▸ **EXERCISE GOAL**: Copy all lines of the listing that include the string "label".

(TASK DATA Opens)

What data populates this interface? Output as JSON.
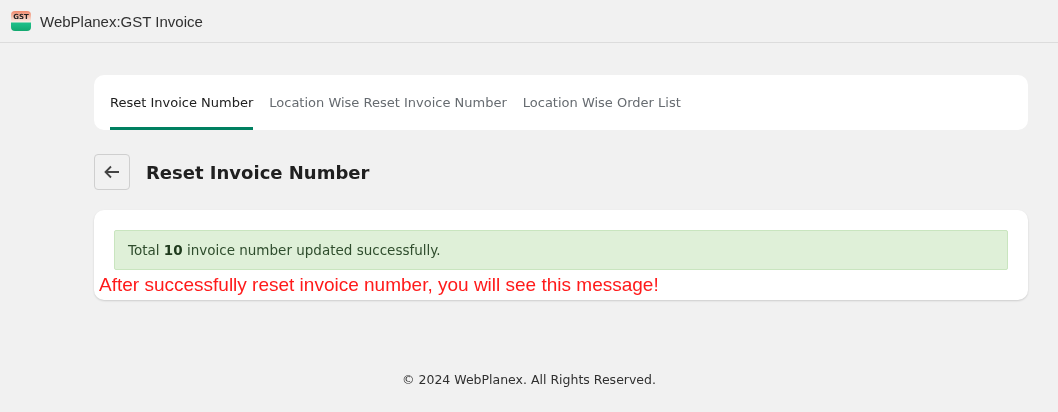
{
  "app_bar": {
    "logo": {
      "top": "GST"
    },
    "title": "WebPlanex:GST Invoice"
  },
  "tabs": [
    {
      "label": "Reset Invoice Number",
      "selected": true
    },
    {
      "label": "Location Wise Reset Invoice Number",
      "selected": false
    },
    {
      "label": "Location Wise Order List",
      "selected": false
    }
  ],
  "page": {
    "title": "Reset Invoice Number"
  },
  "alert": {
    "message": "Total **10** invoice number updated successfully."
  },
  "annotation": "After successfully reset invoice number, you will see this message!",
  "footer": "© 2024 WebPlanex. All Rights Reserved."
}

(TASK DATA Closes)

▸ **RESULT**:
      "label": "Reset Invoice Number",
      "label": "Location Wise Reset Invoice Number",
      "label": "Location Wise Order List",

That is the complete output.